Mrs D Matsos, Latin

But here is something 2016 offered which 1957 could not!

March 28 was a day filled with triumph. As a student who has participated in the National Chinese Eisteddfod (poetry recital) every year since 2013, I can say without a doubt that this year was the most exhilarating and competitive of them all. From the lunchtime rehearsals to the last minute alterations, every single High contestant was able to demonstrate the focus and hard-working ethic, which provided Sydney High with outstanding results.

The National Chinese Eisteddfod comprises of an individual and a group based competition. In terms of the results from the individual category, I would like to congratulate Vitaly Kovalevskiy (Year 7) who came third in the eight to twelve years age group for non-native speakers, Yeong Meng Li (Year 8) who came second in the ten to twelve years age group for Cantonese speakers, Royce Xiao who came third in the thirteen to fifteen years age group and Justin Liu who came second in the thirteen to fifteen years age group for Mandarin speakers…

Took this when I revisited the school in 2012:

P3080311

My 1987 — reposts

I watched the recent ABC series Classic Countdown with much pleasure, and frequent disbelief that it could all be so long ago now! The final episode dealt with 1987, very little of which — Countdown that is — I actually saw. I was otherwise occupied that year — THIRTY years ago!!!

My 1987: Bennett Street, Surry Hills

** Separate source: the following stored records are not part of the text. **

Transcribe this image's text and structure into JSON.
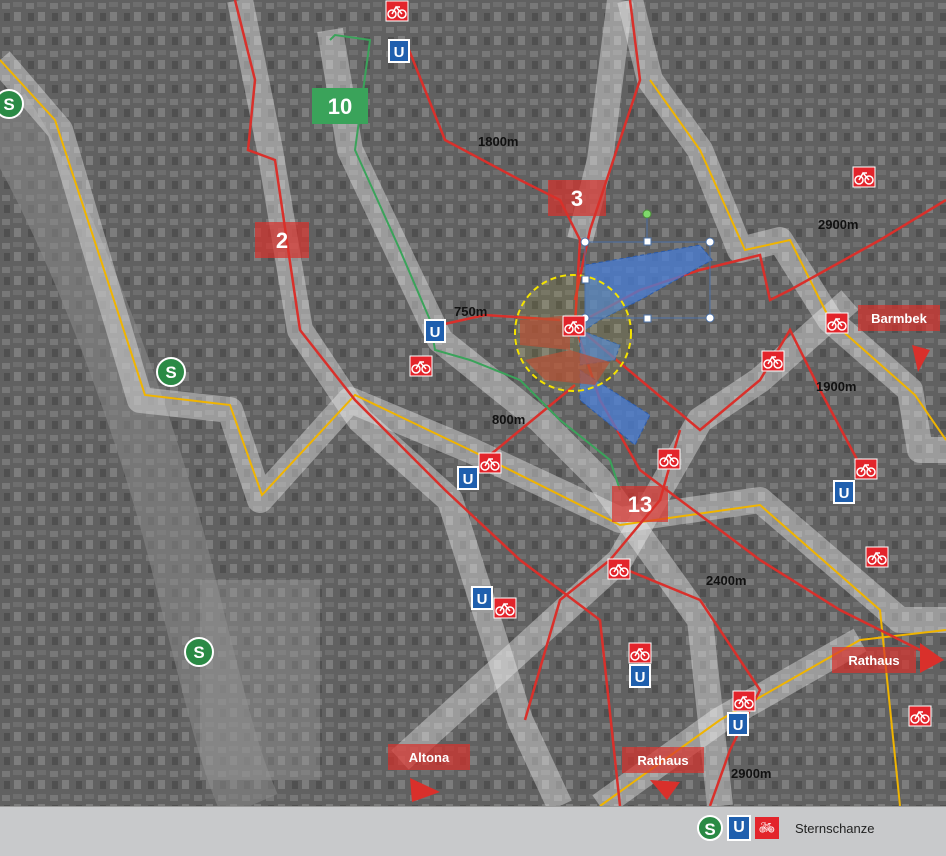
{
  "map": {
    "distances": {
      "d1800": "1800m",
      "d750": "750m",
      "d800": "800m",
      "d2900_top": "2900m",
      "d1900": "1900m",
      "d2400": "2400m",
      "d2900_bottom": "2900m"
    },
    "route_numbers": {
      "r10": "10",
      "r2": "2",
      "r3": "3",
      "r13": "13"
    },
    "destinations": {
      "barmbek": "Barmbek",
      "rathaus_right": "Rathaus",
      "rathaus_bottom": "Rathaus",
      "altona": "Altona"
    },
    "icons": {
      "s_bahn": "S",
      "u_bahn": "U",
      "bike": "bike-icon"
    }
  },
  "legend": {
    "s_symbol": "S",
    "u_symbol": "U",
    "station_name": "Sternschanze"
  },
  "colors": {
    "corridor_red": "#d9302b",
    "corridor_yellow": "#f0b400",
    "corridor_green": "#3aa35a",
    "s_bahn_green": "#2a8a45",
    "u_bahn_blue": "#1f5fae",
    "bike_red": "#e3242b",
    "district_blue": "#4a7fd8",
    "district_red": "#b5453a",
    "catchment_yellow": "#f4e300"
  }
}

And in the 80s my wandering encompassed:

18. 1978-1980 Church Street, WOLLONGONG

Sydney 1981-

19. 1981-1983 Forsyth Street, GLEBE
20. 1983-1984 Boyce Street, GLEBE
21. 1984-1986 Buckland Street, CHIPPENDALE
22. 1987 Bennett Street, SURRY HILLS
23. 1987-1988 Forest Street, FOREST LODGE
24. 1988-1990 Rose Terrace, PADDINGTON

In 1987 I was teaching at Sydney Boys High, moving on for a year or so at Masada College, St Ives, in 1988.

me86masada88ab

Me: 1986, 1988

1987

1987 First Grade Debaters: M Wong, A Marshall, P Cumines, Ms T Kenway, J Waugh, D Sekel, P Silberstein

Some past posts follow:…

Golden age–really? Really? No, not really…

Posted on August 19, 2012 by Neil…

277826_4536244244605_997568651_o

That’s The Oxford Hotel in Darlinghurst on Australia Day 1988. I wasn’t there that day, but I sure was there or nearby on more days than one in 1988 – and 1989, and 1990… I see a number of faces I know in that shot, which comes from the Facebook page “Lost Gay Sydney”.  One is John Farmilo, whose Bennett Street Surry Hills address was also mine for a good part of 1987.  Not many years on from this John died of AIDS-related illness. I also see a Vietnam veteran there, former RAAF. He still used to wear his uniform on Anzac Day. I wonder if he is still with us? Later on – 1990 – M used to refer to him as lao dongxi. If you know Mandarin you will know that isn’t all that flattering. Oh well then: Lao Dongxi: Fortunately not common and obviously derogatory, lao dongxi (pronounced “laaw-dong-shee”) means “silly old fool.”  M was not being entirely serious. He sometimes referred to me in similar terms…

Glebe: my home 1987-1988

Here it is, and after that what I saw when I came out the front gate each morning. Just a few doors up in the other direction is the Forest Lodge Hotel.

049

050